What to work on
Would you give the number of lines below in which the string "vinculados" appears? Nothing else is needed.

Provided data
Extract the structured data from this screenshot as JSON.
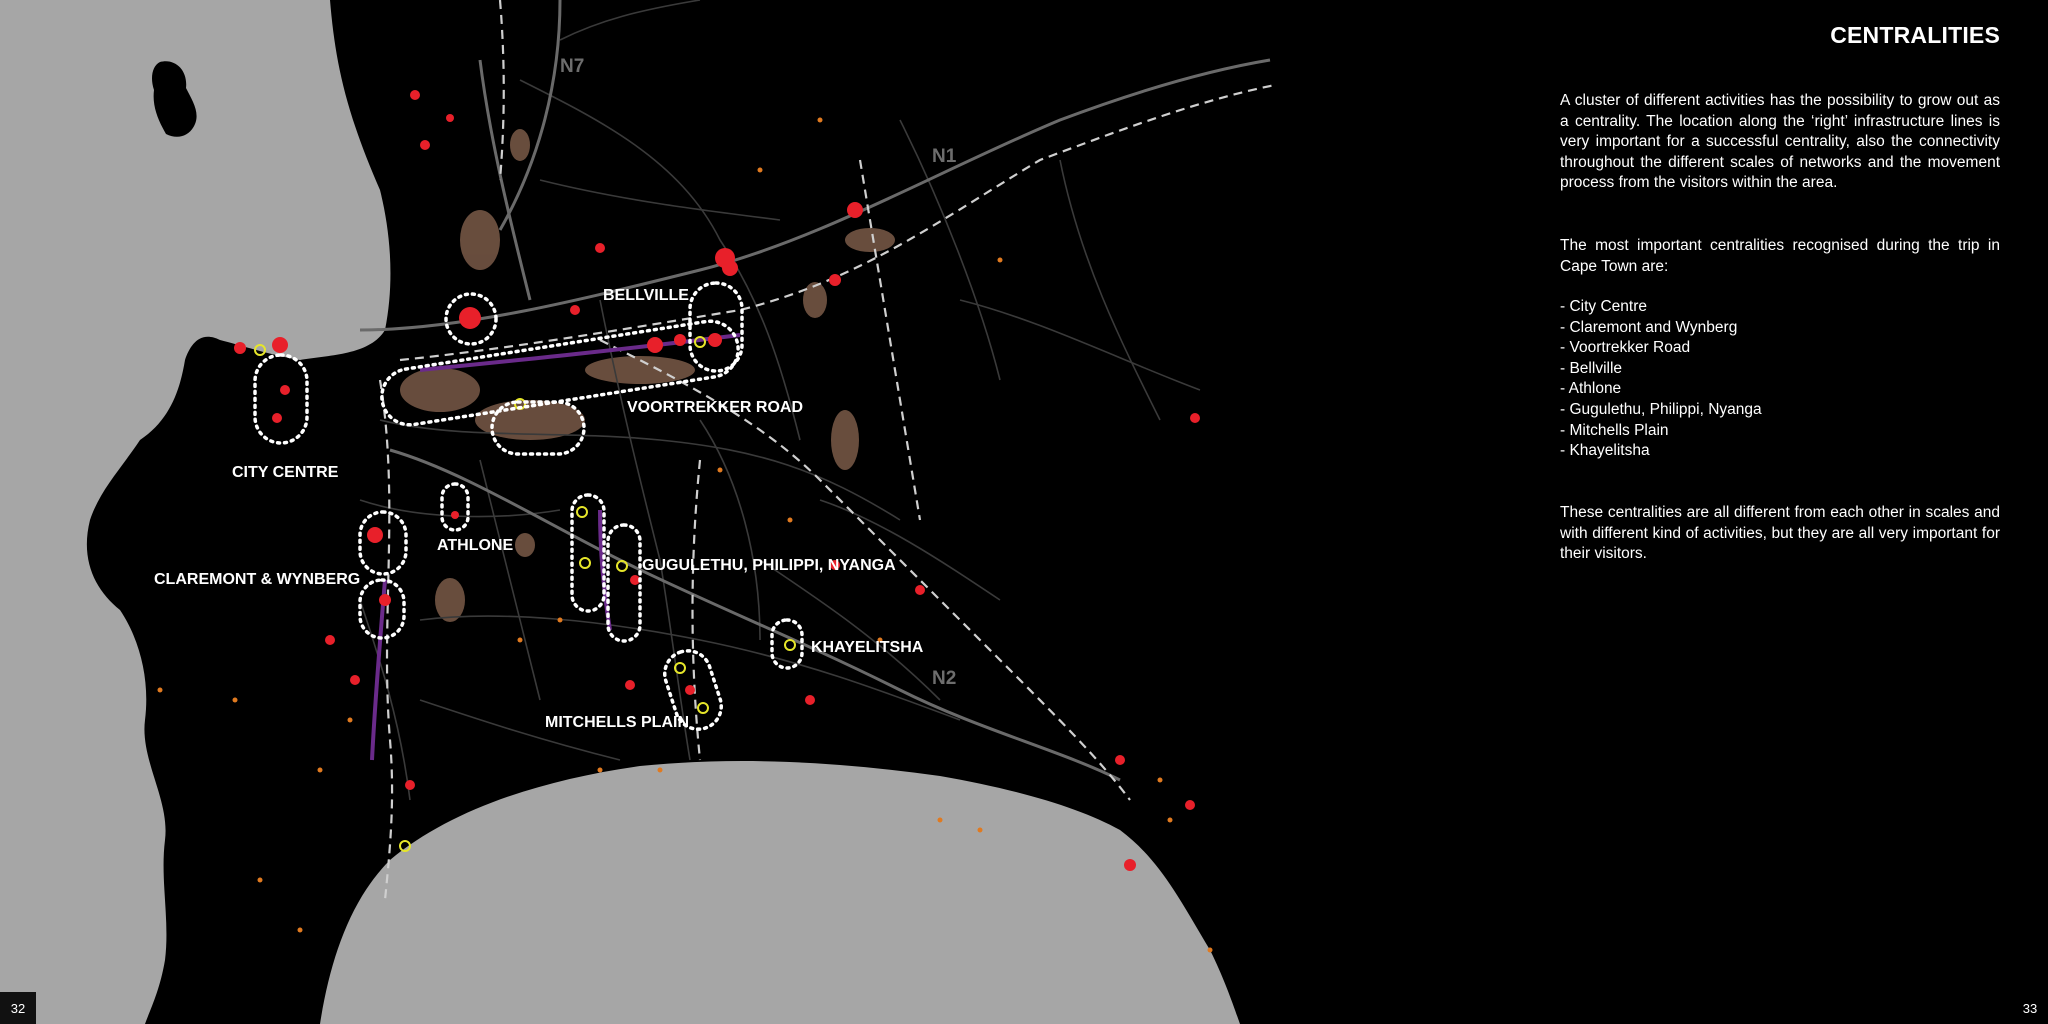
{
  "page": {
    "title": "CENTRALITIES",
    "page_left": "32",
    "page_right": "33"
  },
  "text": {
    "paragraph_1": "A cluster of different activities has the possibility to grow out as a centrality. The location along the ‘right’ infrastructure lines is very important for a successful centrality, also the connectivity throughout the different scales of networks and the movement process from the visitors within the area.",
    "paragraph_2": "The most important centralities recognised during the trip in Cape Town are:",
    "list": [
      "- City Centre",
      "- Claremont and Wynberg",
      "- Voortrekker Road",
      "- Bellville",
      "- Athlone",
      "- Gugulethu, Philippi, Nyanga",
      "- Mitchells Plain",
      "- Khayelitsha"
    ],
    "paragraph_3": "These centralities are all different from each other in scales and with different kind of activities, but they are all very important for their visitors."
  },
  "map": {
    "labels": {
      "city_centre": "CITY CENTRE",
      "bellville": "BELLVILLE",
      "voortrekker_road": "VOORTREKKER ROAD",
      "athlone": "ATHLONE",
      "claremont_wynberg": "CLAREMONT & WYNBERG",
      "gugulethu": "GUGULETHU, PHILIPPI, NYANGA",
      "khayelitsha": "KHAYELITSHA",
      "mitchells_plain": "MITCHELLS PLAIN"
    },
    "roads": {
      "n7": "N7",
      "n1": "N1",
      "n2": "N2"
    },
    "colors": {
      "sea": "#a6a6a6",
      "land": "#0a0a0a",
      "roads": "#3c3c3c",
      "highways": "#6a6a6a",
      "activity_red": "#e8202a",
      "activity_orange": "#e07a20",
      "station_yellow": "#e6e62a",
      "dense_brown": "#7a5a48",
      "purple": "#6a2a8a",
      "outline_white": "#ffffff"
    }
  }
}
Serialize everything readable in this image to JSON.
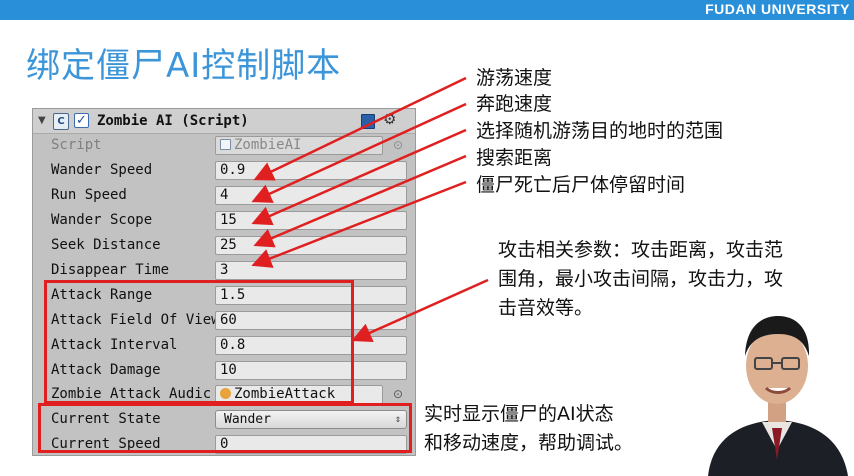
{
  "header": {
    "university": "FUDAN UNIVERSITY"
  },
  "slide": {
    "title": "绑定僵尸AI控制脚本"
  },
  "inspector": {
    "component_title": "Zombie AI (Script)",
    "fields": [
      {
        "label": "Script",
        "value": "ZombieAI",
        "disabled": true
      },
      {
        "label": "Wander Speed",
        "value": "0.9"
      },
      {
        "label": "Run Speed",
        "value": "4"
      },
      {
        "label": "Wander Scope",
        "value": "15"
      },
      {
        "label": "Seek Distance",
        "value": "25"
      },
      {
        "label": "Disappear Time",
        "value": "3"
      },
      {
        "label": "Attack Range",
        "value": "1.5"
      },
      {
        "label": "Attack Field Of View",
        "value": "60"
      },
      {
        "label": "Attack Interval",
        "value": "0.8"
      },
      {
        "label": "Attack Damage",
        "value": "10"
      },
      {
        "label": "Zombie Attack Audic",
        "value": "ZombieAttack"
      },
      {
        "label": "Current State",
        "value": "Wander"
      },
      {
        "label": "Current Speed",
        "value": "0"
      }
    ]
  },
  "annotations": {
    "wander_speed": "游荡速度",
    "run_speed": "奔跑速度",
    "wander_scope": "选择随机游荡目的地时的范围",
    "seek_distance": "搜索距离",
    "disappear_time": "僵尸死亡后尸体停留时间",
    "attack_lines": [
      "攻击相关参数：攻击距离，攻击范",
      "围角，最小攻击间隔，攻击力，攻",
      "击音效等。"
    ],
    "state_lines": [
      "实时显示僵尸的AI状态",
      "和移动速度，帮助调试。"
    ]
  },
  "colors": {
    "accent_blue": "#2a8fd9",
    "title_blue": "#3c95d8",
    "highlight_red": "#e02020"
  }
}
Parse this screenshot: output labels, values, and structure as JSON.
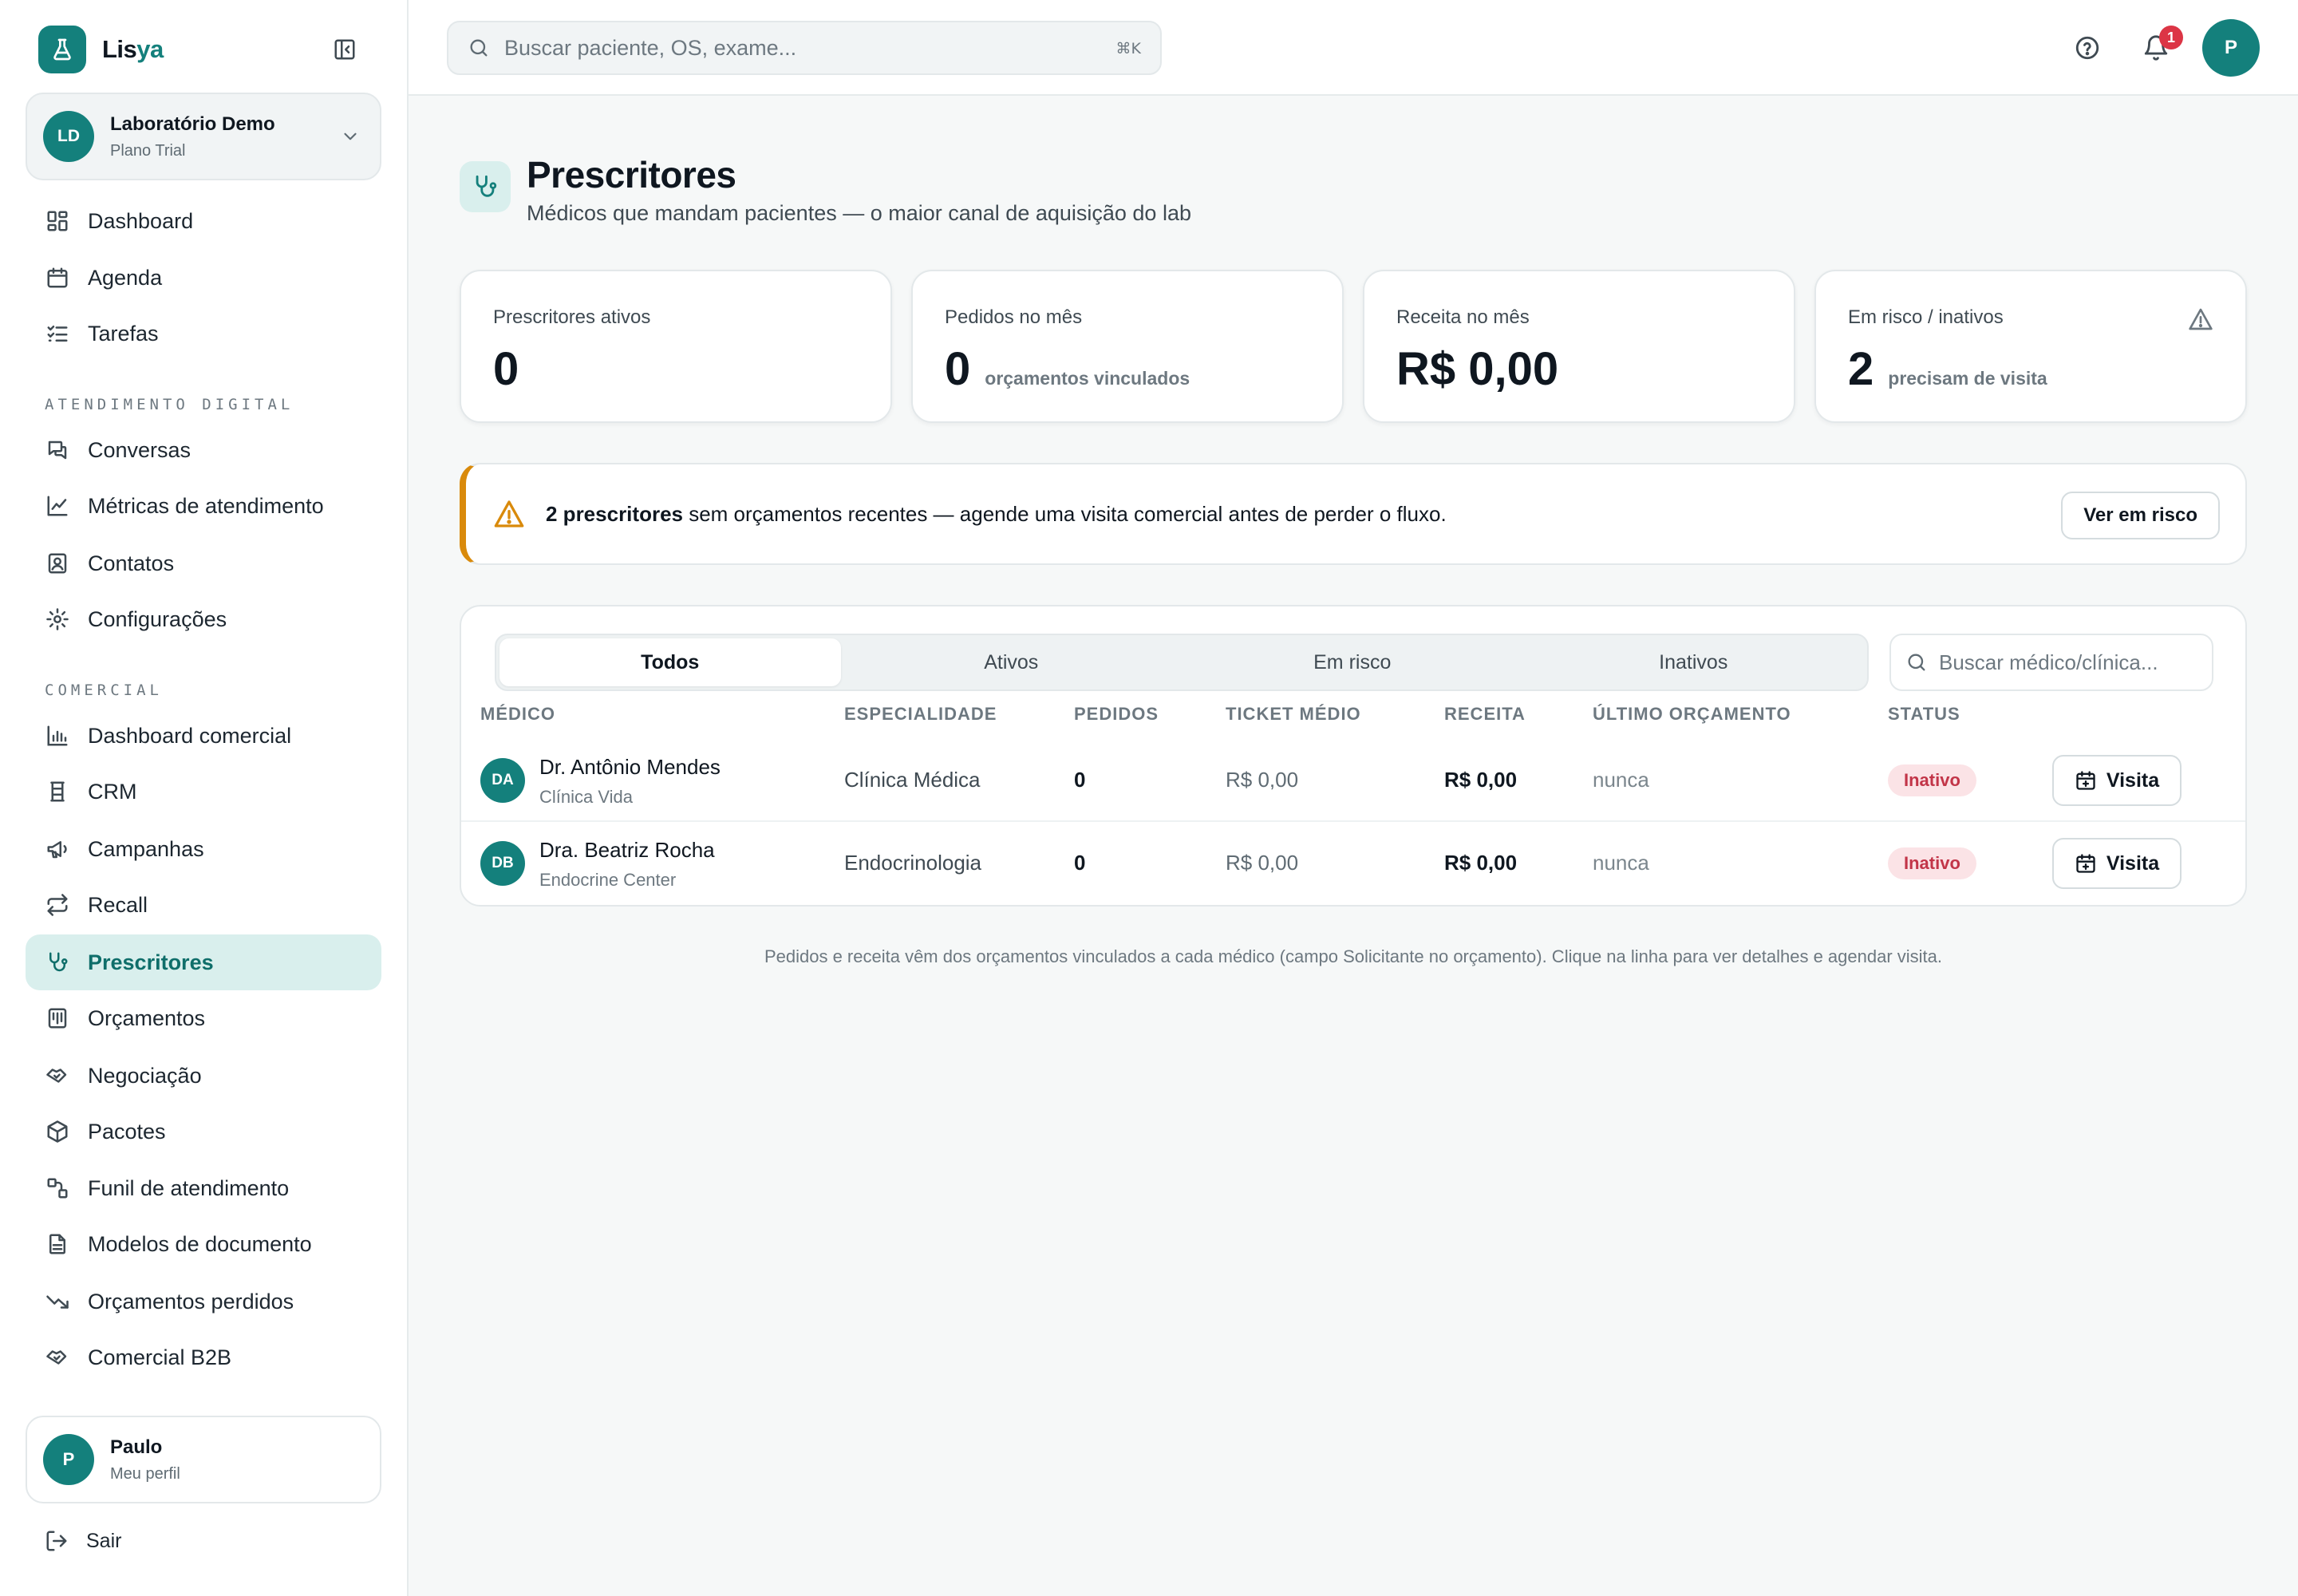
{
  "brand": {
    "name_part1": "Lis",
    "name_part2": "ya"
  },
  "org": {
    "initials": "LD",
    "name": "Laboratório Demo",
    "plan": "Plano Trial"
  },
  "sidebar": {
    "main": [
      {
        "label": "Dashboard",
        "icon": "grid-icon"
      },
      {
        "label": "Agenda",
        "icon": "calendar-icon"
      },
      {
        "label": "Tarefas",
        "icon": "checklist-icon"
      }
    ],
    "section_digital": "ATENDIMENTO DIGITAL",
    "digital": [
      {
        "label": "Conversas",
        "icon": "chat-icon"
      },
      {
        "label": "Métricas de atendimento",
        "icon": "line-chart-icon"
      },
      {
        "label": "Contatos",
        "icon": "contact-icon"
      },
      {
        "label": "Configurações",
        "icon": "gear-icon"
      }
    ],
    "section_comercial": "COMERCIAL",
    "comercial": [
      {
        "label": "Dashboard comercial",
        "icon": "bar-chart-icon"
      },
      {
        "label": "CRM",
        "icon": "crm-icon"
      },
      {
        "label": "Campanhas",
        "icon": "megaphone-icon"
      },
      {
        "label": "Recall",
        "icon": "repeat-icon"
      },
      {
        "label": "Prescritores",
        "icon": "stethoscope-icon",
        "active": true
      },
      {
        "label": "Orçamentos",
        "icon": "receipt-icon"
      },
      {
        "label": "Negociação",
        "icon": "handshake-icon"
      },
      {
        "label": "Pacotes",
        "icon": "package-icon"
      },
      {
        "label": "Funil de atendimento",
        "icon": "funnel-icon"
      },
      {
        "label": "Modelos de documento",
        "icon": "document-icon"
      },
      {
        "label": "Orçamentos perdidos",
        "icon": "trending-down-icon"
      },
      {
        "label": "Comercial B2B",
        "icon": "handshake-icon"
      }
    ]
  },
  "user": {
    "initial": "P",
    "name": "Paulo",
    "sub": "Meu perfil",
    "logout": "Sair"
  },
  "topbar": {
    "search_placeholder": "Buscar paciente, OS, exame...",
    "shortcut": "⌘K",
    "notifications": "1",
    "avatar": "P"
  },
  "page": {
    "title": "Prescritores",
    "subtitle": "Médicos que mandam pacientes — o maior canal de aquisição do lab"
  },
  "stats": [
    {
      "label": "Prescritores ativos",
      "value": "0",
      "note": ""
    },
    {
      "label": "Pedidos no mês",
      "value": "0",
      "note": "orçamentos vinculados"
    },
    {
      "label": "Receita no mês",
      "value": "R$ 0,00",
      "note": ""
    },
    {
      "label": "Em risco / inativos",
      "value": "2",
      "note": "precisam de visita"
    }
  ],
  "alert": {
    "bold": "2 prescritores",
    "text": " sem orçamentos recentes — agende uma visita comercial antes de perder o fluxo.",
    "button": "Ver em risco",
    "color": "#d98a0b"
  },
  "tabs": [
    "Todos",
    "Ativos",
    "Em risco",
    "Inativos"
  ],
  "table_search_placeholder": "Buscar médico/clínica...",
  "columns": [
    "MÉDICO",
    "ESPECIALIDADE",
    "PEDIDOS",
    "TICKET MÉDIO",
    "RECEITA",
    "ÚLTIMO ORÇAMENTO",
    "STATUS"
  ],
  "rows": [
    {
      "initials": "DA",
      "name": "Dr. Antônio Mendes",
      "clinic": "Clínica Vida",
      "specialty": "Clínica Médica",
      "orders": "0",
      "ticket": "R$ 0,00",
      "revenue": "R$ 0,00",
      "last": "nunca",
      "status": "Inativo",
      "action": "Visita"
    },
    {
      "initials": "DB",
      "name": "Dra. Beatriz Rocha",
      "clinic": "Endocrine Center",
      "specialty": "Endocrinologia",
      "orders": "0",
      "ticket": "R$ 0,00",
      "revenue": "R$ 0,00",
      "last": "nunca",
      "status": "Inativo",
      "action": "Visita"
    }
  ],
  "footnote": "Pedidos e receita vêm dos orçamentos vinculados a cada médico (campo Solicitante no orçamento). Clique na linha para ver detalhes e agendar visita.",
  "colors": {
    "brand": "#14807c",
    "active_bg": "#d9efed",
    "danger": "#dc3545",
    "warning": "#d98a0b"
  }
}
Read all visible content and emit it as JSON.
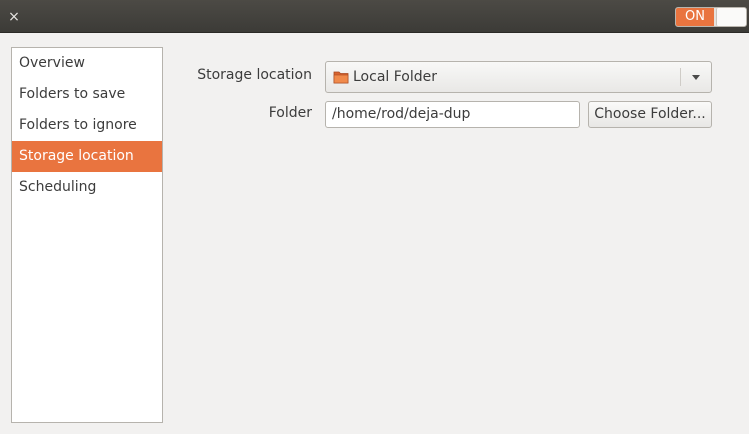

Problem solution
2